Needless to say, the whole thing has me rethinking the convenience of e-books, especially DRM-protected e-books. Part of the reason I buy e-books is so that I don't have to travel 40 miles round-trip to the nearest chain bookstore to pick up a book which might not be in stock yet. (I don't mind being in a bookstore for a long period of time. Lauren, by the way, fails to see the appeal.)
I also like the convenience; I can load 10+ titles on my phone and swap them out as necessary. If I find myself somewhere that I have a few minutes to kill (the doctor's office, for example), I just pull out the phone and choose from one. It also helps that the e-book app supports larger font sizes for easier reading, which really comes in handy with advancing age. Try doing that with a regular-print book.
I also like the appeal of not having to pay higher prices for hardbound books (which take up the aforementioned house space), and not having to wait for a year to get the book in trade paperback.
In short, it's a lot of convenience at a reduced price.
E-books aren't perfect; to be honest, I've seen quite a few cases where the conversion had left a couple of obvious typos or formatting problems introduced by the process. But those had been the only minor annoyances, which I live with for the sake of the above conveniences.
But there are larger questions.
Let's say that my e-book supplier (who was one of two online e-Book suppliers bought out by Barnes and Noble before Christmas), is subsumed completely into B&N. Can I continue to use the existing e-books that I've purchased? Will B&N provide a substitute way for me to continue to purchase e-books through their website?

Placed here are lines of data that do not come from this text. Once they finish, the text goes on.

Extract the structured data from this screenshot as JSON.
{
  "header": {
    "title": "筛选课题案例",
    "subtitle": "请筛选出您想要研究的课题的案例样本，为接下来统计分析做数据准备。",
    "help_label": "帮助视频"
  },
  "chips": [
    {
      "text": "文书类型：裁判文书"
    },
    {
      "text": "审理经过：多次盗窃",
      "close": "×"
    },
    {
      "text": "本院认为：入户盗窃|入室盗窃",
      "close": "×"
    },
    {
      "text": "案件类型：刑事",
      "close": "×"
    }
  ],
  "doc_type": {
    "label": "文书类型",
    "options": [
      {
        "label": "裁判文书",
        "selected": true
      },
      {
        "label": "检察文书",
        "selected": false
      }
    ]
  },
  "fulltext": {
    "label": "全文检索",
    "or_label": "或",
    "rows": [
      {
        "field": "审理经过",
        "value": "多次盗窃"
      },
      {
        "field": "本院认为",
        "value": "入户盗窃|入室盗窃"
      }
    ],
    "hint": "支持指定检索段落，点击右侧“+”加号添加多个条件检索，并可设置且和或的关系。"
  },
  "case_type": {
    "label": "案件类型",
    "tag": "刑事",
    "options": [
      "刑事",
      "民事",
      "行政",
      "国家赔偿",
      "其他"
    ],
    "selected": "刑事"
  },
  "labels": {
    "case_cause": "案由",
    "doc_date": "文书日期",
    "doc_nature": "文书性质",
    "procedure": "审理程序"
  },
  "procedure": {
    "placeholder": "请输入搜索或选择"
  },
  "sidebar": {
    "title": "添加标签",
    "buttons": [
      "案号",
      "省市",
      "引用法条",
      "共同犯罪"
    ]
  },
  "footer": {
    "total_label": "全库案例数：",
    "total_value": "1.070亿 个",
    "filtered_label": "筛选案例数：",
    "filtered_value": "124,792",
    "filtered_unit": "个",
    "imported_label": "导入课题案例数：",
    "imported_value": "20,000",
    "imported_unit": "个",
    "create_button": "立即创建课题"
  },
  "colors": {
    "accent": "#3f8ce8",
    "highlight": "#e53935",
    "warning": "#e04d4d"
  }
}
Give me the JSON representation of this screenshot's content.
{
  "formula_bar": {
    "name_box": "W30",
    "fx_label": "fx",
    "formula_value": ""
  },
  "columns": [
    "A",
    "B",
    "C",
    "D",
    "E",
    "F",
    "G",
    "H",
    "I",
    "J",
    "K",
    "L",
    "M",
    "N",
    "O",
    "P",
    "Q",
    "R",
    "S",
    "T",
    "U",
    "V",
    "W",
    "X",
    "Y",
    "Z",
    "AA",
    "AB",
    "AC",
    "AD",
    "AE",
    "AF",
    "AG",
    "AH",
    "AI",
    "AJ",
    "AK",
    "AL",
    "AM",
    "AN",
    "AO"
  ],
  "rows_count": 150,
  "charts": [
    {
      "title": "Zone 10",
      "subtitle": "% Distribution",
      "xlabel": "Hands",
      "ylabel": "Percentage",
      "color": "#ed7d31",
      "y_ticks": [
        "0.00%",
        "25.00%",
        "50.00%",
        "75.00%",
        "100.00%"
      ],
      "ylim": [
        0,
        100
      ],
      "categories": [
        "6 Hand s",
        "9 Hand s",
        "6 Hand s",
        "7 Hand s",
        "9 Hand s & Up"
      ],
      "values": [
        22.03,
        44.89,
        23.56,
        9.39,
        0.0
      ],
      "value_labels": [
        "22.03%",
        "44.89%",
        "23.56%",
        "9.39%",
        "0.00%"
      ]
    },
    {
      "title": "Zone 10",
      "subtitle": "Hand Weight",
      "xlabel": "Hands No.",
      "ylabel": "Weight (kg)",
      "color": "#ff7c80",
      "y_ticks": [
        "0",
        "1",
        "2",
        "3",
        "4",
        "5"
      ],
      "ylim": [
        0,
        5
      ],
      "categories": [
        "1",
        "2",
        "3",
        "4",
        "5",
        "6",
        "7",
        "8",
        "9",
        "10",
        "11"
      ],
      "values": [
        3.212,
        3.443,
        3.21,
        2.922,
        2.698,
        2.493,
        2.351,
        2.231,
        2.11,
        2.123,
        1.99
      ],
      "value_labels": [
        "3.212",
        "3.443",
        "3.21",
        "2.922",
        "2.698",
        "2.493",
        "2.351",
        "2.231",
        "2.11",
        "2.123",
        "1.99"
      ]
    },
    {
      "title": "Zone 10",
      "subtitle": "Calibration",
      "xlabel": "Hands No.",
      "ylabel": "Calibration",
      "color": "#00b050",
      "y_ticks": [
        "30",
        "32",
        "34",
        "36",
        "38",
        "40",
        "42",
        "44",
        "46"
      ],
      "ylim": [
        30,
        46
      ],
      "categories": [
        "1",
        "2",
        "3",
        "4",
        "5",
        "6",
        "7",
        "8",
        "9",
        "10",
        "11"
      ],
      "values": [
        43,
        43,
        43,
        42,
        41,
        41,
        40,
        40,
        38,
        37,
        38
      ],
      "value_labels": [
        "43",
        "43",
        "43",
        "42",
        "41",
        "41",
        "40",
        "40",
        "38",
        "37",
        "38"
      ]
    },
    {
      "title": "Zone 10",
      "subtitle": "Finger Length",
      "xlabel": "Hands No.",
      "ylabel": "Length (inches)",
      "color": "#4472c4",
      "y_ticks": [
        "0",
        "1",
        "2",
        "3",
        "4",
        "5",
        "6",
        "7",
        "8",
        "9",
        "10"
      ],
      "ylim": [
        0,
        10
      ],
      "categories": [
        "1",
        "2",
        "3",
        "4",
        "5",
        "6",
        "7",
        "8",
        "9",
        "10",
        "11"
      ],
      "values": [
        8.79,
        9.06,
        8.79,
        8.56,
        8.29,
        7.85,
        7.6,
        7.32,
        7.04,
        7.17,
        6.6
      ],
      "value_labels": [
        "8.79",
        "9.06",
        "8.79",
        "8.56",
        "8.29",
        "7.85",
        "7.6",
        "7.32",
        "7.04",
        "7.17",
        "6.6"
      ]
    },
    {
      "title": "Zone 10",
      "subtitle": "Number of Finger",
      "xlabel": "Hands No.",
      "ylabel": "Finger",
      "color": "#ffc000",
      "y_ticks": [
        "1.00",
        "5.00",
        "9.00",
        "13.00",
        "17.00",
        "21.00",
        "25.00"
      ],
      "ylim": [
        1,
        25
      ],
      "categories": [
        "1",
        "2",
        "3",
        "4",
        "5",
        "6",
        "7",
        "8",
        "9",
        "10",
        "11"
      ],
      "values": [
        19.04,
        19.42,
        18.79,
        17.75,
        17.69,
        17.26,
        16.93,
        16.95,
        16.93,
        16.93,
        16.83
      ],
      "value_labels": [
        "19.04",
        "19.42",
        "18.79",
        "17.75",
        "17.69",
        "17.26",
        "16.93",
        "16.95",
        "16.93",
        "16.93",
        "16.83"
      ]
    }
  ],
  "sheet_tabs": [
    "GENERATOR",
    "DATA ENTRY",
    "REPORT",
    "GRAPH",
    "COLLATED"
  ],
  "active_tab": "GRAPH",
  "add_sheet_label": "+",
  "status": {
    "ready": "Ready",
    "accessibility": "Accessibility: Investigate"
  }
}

On one hand, I can understand the publishers' argument. They want to maximize the earnings for the authors who publish for them at price points the publishers can live with. But by forcing the argument through the pricing dispute between Amazon first and now with the discussion of "enhanced" e-books provided through the Apple iPad, at higher prices, I think the publishers have lost sight of something: those of us who read the books they published have been mightily inconvenienced. And it's annoying.